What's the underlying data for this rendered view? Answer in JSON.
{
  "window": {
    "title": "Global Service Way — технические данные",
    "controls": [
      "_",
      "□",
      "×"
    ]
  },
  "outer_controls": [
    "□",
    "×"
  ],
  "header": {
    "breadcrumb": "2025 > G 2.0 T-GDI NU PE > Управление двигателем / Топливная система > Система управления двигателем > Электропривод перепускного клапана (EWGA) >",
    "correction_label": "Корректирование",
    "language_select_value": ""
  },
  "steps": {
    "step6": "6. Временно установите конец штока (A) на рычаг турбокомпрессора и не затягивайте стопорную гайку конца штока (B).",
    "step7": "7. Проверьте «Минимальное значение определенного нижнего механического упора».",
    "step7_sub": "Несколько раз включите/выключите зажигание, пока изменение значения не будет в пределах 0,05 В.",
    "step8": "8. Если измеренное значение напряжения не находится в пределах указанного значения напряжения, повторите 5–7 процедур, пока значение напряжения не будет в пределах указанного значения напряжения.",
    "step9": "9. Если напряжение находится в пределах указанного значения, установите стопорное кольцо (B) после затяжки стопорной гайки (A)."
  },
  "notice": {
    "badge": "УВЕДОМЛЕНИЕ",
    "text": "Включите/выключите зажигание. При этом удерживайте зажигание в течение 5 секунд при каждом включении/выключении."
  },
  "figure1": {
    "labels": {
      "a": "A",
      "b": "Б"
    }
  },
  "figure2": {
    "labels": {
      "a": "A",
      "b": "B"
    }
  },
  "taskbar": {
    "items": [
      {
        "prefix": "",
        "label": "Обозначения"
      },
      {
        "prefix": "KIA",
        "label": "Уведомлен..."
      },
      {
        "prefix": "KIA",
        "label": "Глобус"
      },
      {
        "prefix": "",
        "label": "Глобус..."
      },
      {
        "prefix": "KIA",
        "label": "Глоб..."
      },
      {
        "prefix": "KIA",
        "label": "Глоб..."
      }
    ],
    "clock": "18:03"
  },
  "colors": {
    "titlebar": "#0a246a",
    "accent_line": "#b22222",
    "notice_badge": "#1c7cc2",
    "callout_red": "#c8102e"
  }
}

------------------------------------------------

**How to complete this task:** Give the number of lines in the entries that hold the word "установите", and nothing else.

**Exercise answer:** 2